If increasing your offer is out of the question, try appealing to your vendor. What works in your favour? For example, are you chain free, can you complete quickly? These things can influence a seller's decision, so make them known. It can sometimes feel as though sellers are only bothered about getting the most money out of their property and will therefore always accept a higher offer, however this isn't always the case - sellers will want to move forward with the most credible buyer which isn't always the person who can throw the most money into the mix.

For example some sellers may be wary of accepting a higher offer as this could result is them being 'gazundered' further down the line. This is where before completion, the buyer dramatically reduces their offer, however if there are time pressures involed with the move, sellers can often feel that they have no choice but to accept the lower offer rather than have the buyer back out of the sale completely. As already mentioned, sellers will want to proceed with the most credible buyer, and this will be especially true of sellers who have had sales fall through previously. 

You could also find that your sellers in their own history of buying and selling property have been gazumped themselves, and therefore understand how disheartening it can be as the buyer to have this happen. As such you may have sellers that from a moral standpoint are unwillingly to accept further offers once they have agreed to yours.
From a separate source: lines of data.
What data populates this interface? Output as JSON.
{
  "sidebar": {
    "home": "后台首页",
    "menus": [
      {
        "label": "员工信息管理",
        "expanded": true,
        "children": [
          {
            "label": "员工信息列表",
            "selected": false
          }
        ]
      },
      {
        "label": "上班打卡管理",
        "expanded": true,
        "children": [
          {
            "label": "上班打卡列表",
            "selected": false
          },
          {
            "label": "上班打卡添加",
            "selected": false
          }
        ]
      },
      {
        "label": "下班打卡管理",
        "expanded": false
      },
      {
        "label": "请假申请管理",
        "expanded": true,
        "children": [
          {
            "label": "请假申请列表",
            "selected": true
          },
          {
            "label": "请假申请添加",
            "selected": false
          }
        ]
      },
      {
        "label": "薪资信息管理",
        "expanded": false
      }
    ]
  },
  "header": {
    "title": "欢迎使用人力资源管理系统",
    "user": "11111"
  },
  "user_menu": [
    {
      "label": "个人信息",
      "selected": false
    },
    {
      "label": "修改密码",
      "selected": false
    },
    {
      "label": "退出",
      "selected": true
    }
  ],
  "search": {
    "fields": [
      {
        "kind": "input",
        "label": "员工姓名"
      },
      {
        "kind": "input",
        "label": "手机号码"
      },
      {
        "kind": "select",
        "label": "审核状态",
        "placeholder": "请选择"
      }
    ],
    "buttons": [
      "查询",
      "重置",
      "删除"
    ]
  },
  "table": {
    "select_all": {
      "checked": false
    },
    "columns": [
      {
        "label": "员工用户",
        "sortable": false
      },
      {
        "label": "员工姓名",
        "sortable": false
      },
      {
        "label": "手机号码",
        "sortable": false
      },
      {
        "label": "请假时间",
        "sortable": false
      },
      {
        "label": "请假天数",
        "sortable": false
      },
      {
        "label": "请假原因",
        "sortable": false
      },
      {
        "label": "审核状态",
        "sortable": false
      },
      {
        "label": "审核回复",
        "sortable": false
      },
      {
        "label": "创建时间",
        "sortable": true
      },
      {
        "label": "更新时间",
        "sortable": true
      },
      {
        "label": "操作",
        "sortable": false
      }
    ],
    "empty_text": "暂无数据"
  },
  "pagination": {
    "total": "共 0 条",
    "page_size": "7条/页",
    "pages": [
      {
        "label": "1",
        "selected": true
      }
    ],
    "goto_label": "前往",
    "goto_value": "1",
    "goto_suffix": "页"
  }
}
Finally, don't underestimate the swaying power that really loving a property can have. Most sellers will want their home to pass into good hands and if they can see that you really love their property and are excited about putting down roots there, they could choose to go with you as a buyer over somebody that can offer more money, but who seems less enthusiastic about the actual property overall. 

Publish date: 28/08/2018

Publisher: New Home Finder

Url: https://www.newhomefinder.co.uk/new-home-info/moving/what-is-gazumping